## The task
What lines below hold the string "notification"? Copy them all.

[Data about app and page elements]
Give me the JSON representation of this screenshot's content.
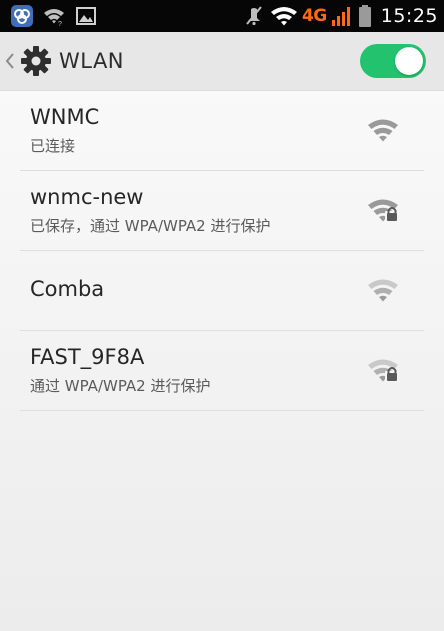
{
  "status_bar": {
    "time": "15:25",
    "network_type": "4G",
    "network_color": "#ff6a13",
    "icons": [
      "app-notification-icon",
      "wifi-notification-icon",
      "image-notification-icon",
      "silent-icon",
      "wifi-signal-icon",
      "cell-signal-icon",
      "battery-icon"
    ]
  },
  "header": {
    "back_icon": "chevron-left-icon",
    "settings_icon": "gear-icon",
    "title": "WLAN",
    "toggle_on": true,
    "toggle_color": "#22c26f"
  },
  "networks": [
    {
      "name": "WNMC",
      "status": "已连接",
      "secured": false
    },
    {
      "name": "wnmc-new",
      "status": "已保存，通过 WPA/WPA2 进行保护",
      "secured": true
    },
    {
      "name": "Comba",
      "status": "",
      "secured": false
    },
    {
      "name": "FAST_9F8A",
      "status": "通过 WPA/WPA2 进行保护",
      "secured": true
    }
  ]
}
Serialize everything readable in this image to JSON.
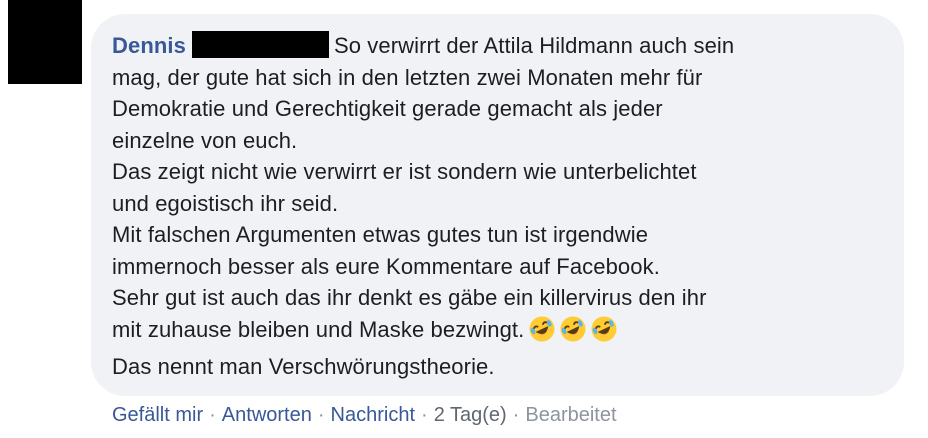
{
  "comment": {
    "author": "Dennis",
    "lines": [
      "So verwirrt der Attila Hildmann auch sein",
      "mag, der gute hat sich in den letzten zwei Monaten mehr für",
      "Demokratie und Gerechtigkeit gerade gemacht als jeder",
      "einzelne von euch.",
      "Das zeigt nicht wie verwirrt er ist sondern wie unterbelichtet",
      "und egoistisch ihr seid.",
      "Mit falschen Argumenten etwas gutes tun ist irgendwie",
      "immernoch besser als eure Kommentare auf Facebook.",
      "Sehr gut ist auch das ihr denkt es gäbe ein killervirus den ihr",
      "mit zuhause bleiben und Maske bezwingt.",
      "Das nennt man Verschwörungstheorie."
    ],
    "emojis": [
      "rolling-on-floor-laughing-icon",
      "rolling-on-floor-laughing-icon",
      "rolling-on-floor-laughing-icon"
    ]
  },
  "actions": {
    "like": "Gefällt mir",
    "reply": "Antworten",
    "message": "Nachricht",
    "time": "2 Tag(e)",
    "edited": "Bearbeitet",
    "separator": "·"
  },
  "colors": {
    "bubble": "#f0f2f5",
    "author": "#385898",
    "text": "#1c1e21",
    "meta": "#8d949e",
    "emoji_face": "#ffcc33"
  }
}
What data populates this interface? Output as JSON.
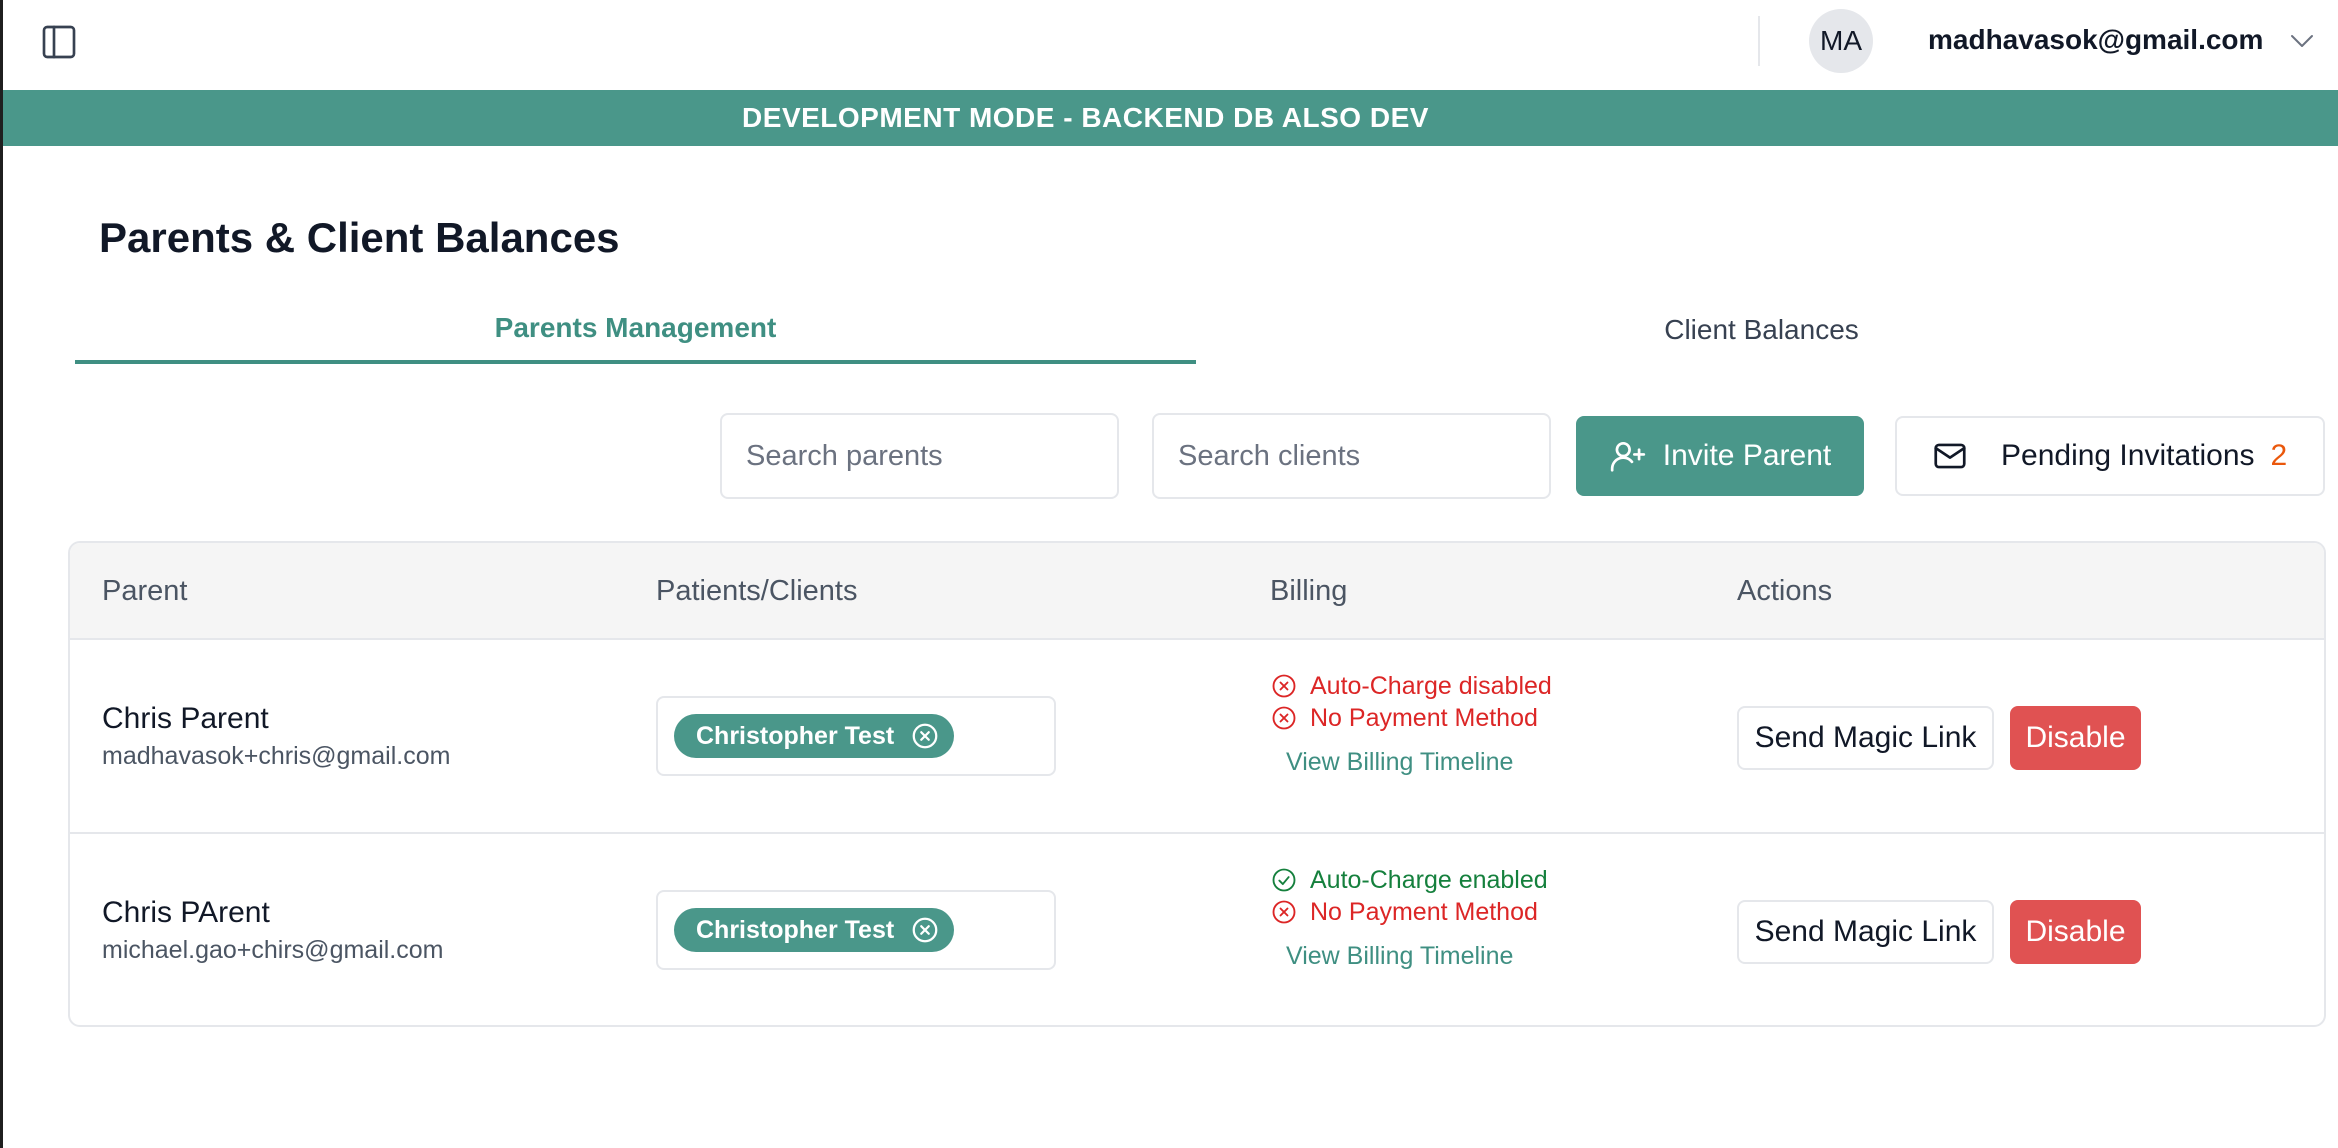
{
  "header": {
    "avatar_initials": "MA",
    "user_email": "madhavasok@gmail.com"
  },
  "banner": {
    "text": "DEVELOPMENT MODE - BACKEND DB ALSO DEV",
    "color": "#4a978a"
  },
  "page": {
    "title": "Parents & Client Balances"
  },
  "tabs": [
    {
      "label": "Parents Management",
      "active": true
    },
    {
      "label": "Client Balances",
      "active": false
    }
  ],
  "toolbar": {
    "search_parents_placeholder": "Search parents",
    "search_clients_placeholder": "Search clients",
    "invite_label": "Invite Parent",
    "pending_label": "Pending Invitations",
    "pending_count": "2"
  },
  "table": {
    "headers": [
      "Parent",
      "Patients/Clients",
      "Billing",
      "Actions"
    ],
    "rows": [
      {
        "name": "Chris Parent",
        "email": "madhavasok+chris@gmail.com",
        "client_chip": "Christopher Test",
        "auto_charge": "Auto-Charge disabled",
        "auto_charge_status": "error",
        "payment": "No Payment Method",
        "timeline_link": "View Billing Timeline",
        "magic_link_label": "Send Magic Link",
        "disable_label": "Disable"
      },
      {
        "name": "Chris PArent",
        "email": "michael.gao+chirs@gmail.com",
        "client_chip": "Christopher Test",
        "auto_charge": "Auto-Charge enabled",
        "auto_charge_status": "ok",
        "payment": "No Payment Method",
        "timeline_link": "View Billing Timeline",
        "magic_link_label": "Send Magic Link",
        "disable_label": "Disable"
      }
    ]
  },
  "icons": {
    "sidebar_toggle": "sidebar-toggle-icon",
    "user_menu": "chevron-down-icon",
    "invite": "user-plus-icon",
    "pending": "mail-icon",
    "chip_remove": "x-circle-icon",
    "billing_error": "x-circle-icon",
    "billing_ok": "check-circle-icon"
  },
  "colors": {
    "accent": "#4a978a",
    "danger": "#e05252",
    "error_text": "#dc2626",
    "success_text": "#15803d",
    "badge_count": "#ea580c"
  }
}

## Exercise answer
      "app-notification-icon",
      "wifi-notification-icon",
      "image-notification-icon",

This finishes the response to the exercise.